## Your instructions
Search the records for lines that contain the word "desc". Copy them all.

Extracted information section start

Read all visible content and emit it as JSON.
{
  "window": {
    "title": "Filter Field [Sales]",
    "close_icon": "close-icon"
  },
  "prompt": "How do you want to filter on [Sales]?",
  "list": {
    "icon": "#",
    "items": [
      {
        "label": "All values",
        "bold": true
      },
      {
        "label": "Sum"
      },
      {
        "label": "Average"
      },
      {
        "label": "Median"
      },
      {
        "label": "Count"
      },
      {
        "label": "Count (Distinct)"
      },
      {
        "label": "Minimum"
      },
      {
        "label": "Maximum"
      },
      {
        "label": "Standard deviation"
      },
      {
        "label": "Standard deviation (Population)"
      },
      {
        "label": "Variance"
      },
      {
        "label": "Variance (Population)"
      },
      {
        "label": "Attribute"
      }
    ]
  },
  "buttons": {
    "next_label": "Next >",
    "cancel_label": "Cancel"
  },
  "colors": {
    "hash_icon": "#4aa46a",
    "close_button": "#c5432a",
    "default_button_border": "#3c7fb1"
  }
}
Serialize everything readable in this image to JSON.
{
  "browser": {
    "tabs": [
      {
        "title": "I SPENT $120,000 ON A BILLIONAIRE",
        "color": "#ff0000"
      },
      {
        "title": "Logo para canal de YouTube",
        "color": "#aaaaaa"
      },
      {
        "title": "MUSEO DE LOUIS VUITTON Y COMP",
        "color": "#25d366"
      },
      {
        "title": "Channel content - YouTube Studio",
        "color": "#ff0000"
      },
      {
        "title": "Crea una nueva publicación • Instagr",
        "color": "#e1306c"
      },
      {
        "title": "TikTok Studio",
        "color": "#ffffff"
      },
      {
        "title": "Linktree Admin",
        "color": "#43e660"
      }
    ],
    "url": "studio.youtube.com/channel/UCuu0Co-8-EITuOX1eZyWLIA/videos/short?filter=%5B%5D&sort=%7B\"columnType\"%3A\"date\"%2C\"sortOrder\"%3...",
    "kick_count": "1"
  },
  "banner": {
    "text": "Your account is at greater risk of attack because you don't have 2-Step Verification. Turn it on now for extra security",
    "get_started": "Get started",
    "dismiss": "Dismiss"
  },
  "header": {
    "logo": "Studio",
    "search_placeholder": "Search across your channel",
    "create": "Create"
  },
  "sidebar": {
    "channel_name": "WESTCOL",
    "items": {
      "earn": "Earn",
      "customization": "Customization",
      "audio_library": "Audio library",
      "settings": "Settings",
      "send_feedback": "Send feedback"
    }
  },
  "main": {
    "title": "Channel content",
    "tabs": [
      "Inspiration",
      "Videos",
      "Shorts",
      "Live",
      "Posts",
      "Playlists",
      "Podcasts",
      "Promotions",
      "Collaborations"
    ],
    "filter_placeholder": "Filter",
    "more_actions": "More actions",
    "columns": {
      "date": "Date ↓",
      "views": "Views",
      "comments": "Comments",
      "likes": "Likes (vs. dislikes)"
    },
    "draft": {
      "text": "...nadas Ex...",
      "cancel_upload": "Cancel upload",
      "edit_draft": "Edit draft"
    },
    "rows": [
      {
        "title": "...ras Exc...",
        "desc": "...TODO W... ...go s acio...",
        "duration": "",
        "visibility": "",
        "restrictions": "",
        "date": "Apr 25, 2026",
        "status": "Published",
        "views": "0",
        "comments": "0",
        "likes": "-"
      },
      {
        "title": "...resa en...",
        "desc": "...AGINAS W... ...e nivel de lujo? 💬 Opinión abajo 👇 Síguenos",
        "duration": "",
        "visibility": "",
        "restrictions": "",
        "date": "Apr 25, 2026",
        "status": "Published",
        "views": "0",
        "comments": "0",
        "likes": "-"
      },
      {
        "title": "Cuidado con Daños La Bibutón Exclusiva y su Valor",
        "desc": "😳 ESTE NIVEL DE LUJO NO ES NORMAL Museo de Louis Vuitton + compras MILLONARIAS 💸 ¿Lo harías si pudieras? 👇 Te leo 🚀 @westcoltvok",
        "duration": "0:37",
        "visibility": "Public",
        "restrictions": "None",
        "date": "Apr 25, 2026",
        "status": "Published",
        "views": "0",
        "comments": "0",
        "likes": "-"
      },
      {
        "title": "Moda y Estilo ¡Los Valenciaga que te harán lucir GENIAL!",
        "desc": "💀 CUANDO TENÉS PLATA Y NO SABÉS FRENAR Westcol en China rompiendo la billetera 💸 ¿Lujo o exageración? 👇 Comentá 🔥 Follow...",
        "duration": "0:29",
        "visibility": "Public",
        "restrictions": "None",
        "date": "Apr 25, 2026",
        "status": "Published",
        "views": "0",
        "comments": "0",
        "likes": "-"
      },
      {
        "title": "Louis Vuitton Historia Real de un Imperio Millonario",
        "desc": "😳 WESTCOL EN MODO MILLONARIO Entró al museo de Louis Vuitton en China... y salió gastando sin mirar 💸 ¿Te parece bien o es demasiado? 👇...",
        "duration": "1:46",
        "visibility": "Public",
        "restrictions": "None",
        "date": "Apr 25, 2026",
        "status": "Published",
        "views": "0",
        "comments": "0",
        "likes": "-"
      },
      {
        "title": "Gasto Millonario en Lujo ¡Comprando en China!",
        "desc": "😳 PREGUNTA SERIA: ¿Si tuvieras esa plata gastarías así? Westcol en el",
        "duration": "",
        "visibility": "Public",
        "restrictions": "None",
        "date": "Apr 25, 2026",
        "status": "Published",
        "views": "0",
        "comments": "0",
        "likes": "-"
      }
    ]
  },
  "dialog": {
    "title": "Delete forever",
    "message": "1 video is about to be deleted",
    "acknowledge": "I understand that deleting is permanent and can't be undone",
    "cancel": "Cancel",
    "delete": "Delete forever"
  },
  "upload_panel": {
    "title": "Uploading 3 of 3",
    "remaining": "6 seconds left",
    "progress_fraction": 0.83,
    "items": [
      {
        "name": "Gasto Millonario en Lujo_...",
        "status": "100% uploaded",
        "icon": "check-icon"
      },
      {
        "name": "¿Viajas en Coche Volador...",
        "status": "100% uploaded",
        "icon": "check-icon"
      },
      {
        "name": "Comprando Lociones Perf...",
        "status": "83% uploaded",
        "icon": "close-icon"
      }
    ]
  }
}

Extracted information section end

## Answer box
        "desc": "...TODO W... ...go s acio...",
        "desc": "...AGINAS W... ...e nivel de lujo? 💬 Opinión abajo 👇 Síguenos",
        "desc": "😳 ESTE NIVEL DE LUJO NO ES NORMAL Museo de Louis Vuitton + compras MILLONARIAS 💸 ¿Lo harías si pudieras? 👇 Te leo 🚀 @westcoltvok",
        "desc": "💀 CUANDO TENÉS PLATA Y NO SABÉS FRENAR Westcol en China rompiendo la billetera 💸 ¿Lujo o exageración? 👇 Comentá 🔥 Follow...",
        "desc": "😳 WESTCOL EN MODO MILLONARIO Entró al museo de Louis Vuitton en China... y salió gastando sin mirar 💸 ¿Te parece bien o es demasiado? 👇...",
        "desc": "😳 PREGUNTA SERIA: ¿Si tuvieras esa plata gastarías así? Westcol en el",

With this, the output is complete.